We have frequently discussed the challenges that Zidane faces in managing the training load for the domestic fixtures and European ties, and when it comes down to planning there’s never an international game or two far away.
The task of arranging the schedule for the season, in advance, falls to Grégory Dupont et al., under the supervision of Zinedine Zidane. Zidane favours a high-intensity approach designed to push players to their limits and this was reflected in the individual fitness programmes drawn up by Grégory Dupont during the first lock-down in 2020.
At the start of the season, the fitness team will sit down and plan with the fixture lists in place, having calculated when the European, domestic, and Copa del Rey games are likely to be in addition to identifying the international weeks.
It usually means that Real will be left with two sets of players, those who are regularly away with their national teams, and those who are not involved at the international level.
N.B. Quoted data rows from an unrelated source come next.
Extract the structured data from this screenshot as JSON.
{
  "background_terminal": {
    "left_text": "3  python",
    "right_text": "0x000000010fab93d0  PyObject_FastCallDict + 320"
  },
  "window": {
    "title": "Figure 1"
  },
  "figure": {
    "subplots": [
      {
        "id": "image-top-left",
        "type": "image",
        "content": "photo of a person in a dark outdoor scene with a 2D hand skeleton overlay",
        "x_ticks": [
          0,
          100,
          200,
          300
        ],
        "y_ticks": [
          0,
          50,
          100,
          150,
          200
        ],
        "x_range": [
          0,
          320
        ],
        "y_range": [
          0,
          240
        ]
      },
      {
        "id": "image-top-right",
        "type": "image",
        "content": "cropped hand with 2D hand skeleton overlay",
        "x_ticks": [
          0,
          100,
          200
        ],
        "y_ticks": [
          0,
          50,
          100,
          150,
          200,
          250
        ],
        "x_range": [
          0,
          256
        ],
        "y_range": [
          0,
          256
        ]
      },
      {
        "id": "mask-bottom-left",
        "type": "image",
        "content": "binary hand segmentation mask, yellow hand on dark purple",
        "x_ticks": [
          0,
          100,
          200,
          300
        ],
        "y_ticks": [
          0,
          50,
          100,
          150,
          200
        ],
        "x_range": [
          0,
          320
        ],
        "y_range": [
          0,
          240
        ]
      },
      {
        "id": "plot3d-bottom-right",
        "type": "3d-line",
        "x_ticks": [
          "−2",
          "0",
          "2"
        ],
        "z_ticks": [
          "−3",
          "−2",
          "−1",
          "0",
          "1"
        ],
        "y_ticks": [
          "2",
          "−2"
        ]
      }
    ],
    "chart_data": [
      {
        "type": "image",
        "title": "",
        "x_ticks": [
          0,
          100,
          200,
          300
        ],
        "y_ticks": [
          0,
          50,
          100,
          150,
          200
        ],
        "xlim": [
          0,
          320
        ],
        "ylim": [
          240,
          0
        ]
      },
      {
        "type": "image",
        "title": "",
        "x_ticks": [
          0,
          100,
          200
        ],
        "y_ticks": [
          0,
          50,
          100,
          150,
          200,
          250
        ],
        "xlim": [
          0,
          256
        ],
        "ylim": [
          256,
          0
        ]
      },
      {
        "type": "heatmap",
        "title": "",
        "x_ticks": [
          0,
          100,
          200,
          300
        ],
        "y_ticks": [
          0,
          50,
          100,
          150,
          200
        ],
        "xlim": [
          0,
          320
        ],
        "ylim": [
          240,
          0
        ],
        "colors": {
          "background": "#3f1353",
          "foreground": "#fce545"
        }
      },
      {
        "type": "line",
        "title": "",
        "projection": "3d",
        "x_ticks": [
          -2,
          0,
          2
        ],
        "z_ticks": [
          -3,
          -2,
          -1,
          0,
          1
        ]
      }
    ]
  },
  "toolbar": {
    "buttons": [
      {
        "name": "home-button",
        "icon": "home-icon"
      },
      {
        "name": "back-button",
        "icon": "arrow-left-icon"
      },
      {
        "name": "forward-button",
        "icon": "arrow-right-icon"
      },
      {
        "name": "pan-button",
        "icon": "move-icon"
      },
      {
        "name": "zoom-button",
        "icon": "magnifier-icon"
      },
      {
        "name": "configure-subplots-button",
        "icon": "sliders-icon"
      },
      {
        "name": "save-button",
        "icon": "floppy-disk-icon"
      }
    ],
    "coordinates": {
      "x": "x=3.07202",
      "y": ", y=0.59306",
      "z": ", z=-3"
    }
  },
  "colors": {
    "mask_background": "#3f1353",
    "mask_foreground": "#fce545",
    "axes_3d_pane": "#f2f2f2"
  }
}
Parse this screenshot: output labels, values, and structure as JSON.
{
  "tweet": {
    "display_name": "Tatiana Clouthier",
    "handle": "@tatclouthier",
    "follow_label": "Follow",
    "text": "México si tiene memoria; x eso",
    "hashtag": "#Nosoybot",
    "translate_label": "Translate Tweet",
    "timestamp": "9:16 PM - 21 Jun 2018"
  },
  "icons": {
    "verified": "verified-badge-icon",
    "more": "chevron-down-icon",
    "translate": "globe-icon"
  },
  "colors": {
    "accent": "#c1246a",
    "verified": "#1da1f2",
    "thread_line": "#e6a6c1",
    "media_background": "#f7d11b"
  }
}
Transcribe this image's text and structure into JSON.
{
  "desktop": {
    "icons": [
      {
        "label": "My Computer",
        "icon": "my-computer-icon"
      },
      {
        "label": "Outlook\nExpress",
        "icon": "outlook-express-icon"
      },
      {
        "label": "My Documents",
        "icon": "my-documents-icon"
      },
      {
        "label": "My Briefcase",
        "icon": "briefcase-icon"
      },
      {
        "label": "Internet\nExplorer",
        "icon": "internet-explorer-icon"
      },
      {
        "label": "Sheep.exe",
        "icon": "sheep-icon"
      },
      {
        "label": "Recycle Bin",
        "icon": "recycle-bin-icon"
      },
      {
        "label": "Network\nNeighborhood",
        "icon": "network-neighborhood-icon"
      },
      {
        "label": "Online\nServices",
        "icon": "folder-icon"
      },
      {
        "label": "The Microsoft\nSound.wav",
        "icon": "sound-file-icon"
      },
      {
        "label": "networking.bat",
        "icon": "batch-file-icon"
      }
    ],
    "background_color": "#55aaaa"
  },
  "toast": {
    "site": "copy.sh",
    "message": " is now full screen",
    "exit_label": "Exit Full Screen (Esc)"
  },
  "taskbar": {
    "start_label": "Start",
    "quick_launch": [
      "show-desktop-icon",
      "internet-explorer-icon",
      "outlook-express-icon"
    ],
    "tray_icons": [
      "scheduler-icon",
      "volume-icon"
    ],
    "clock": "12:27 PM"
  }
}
Added to this are the players who are injured and therefore unable to participate in the international scene.
Managing the injuries that inevitably arise from such a schedule is the part that cannot be legislated for at the planning stage. The fitness team know that injuries will be sustained as the season progresses, but it’s impossible to predict who is likely to be affected.
Of course, with the way this year has been in terms of no proper pre-season preparation, re-arranged fixtures and continued involvement in the Champions League, such a playing schedule has inevitably taken its toll on the players, with Ferland Mendy the latest casualty.
Real have cited muscular overload of the soleus muscle as the main reason why Ferland won’t be involved for the next couple of games and his recovery will be assessed daily by the medical team.
Given how bruising the Liverpool game turned out, it was surprising that he was the only player who picked up an injury serious enough to miss the Getafe game. Others took knocks at Anfield and managed to play on.
In particular, Karim Benzema was the target of many a hefty challenge, particularly during the opening stages, and at one point it looked as though Casemiro was struggling after yet another heavy tackle.
But these two are made of sterner stuff and like Sergio Ramos (who didn’t play in either of the two legs or the Clásico due to an injury sustained on international duty) it’s no wonder that this trio forms the backbone of Zidane’s current Real Madrid side.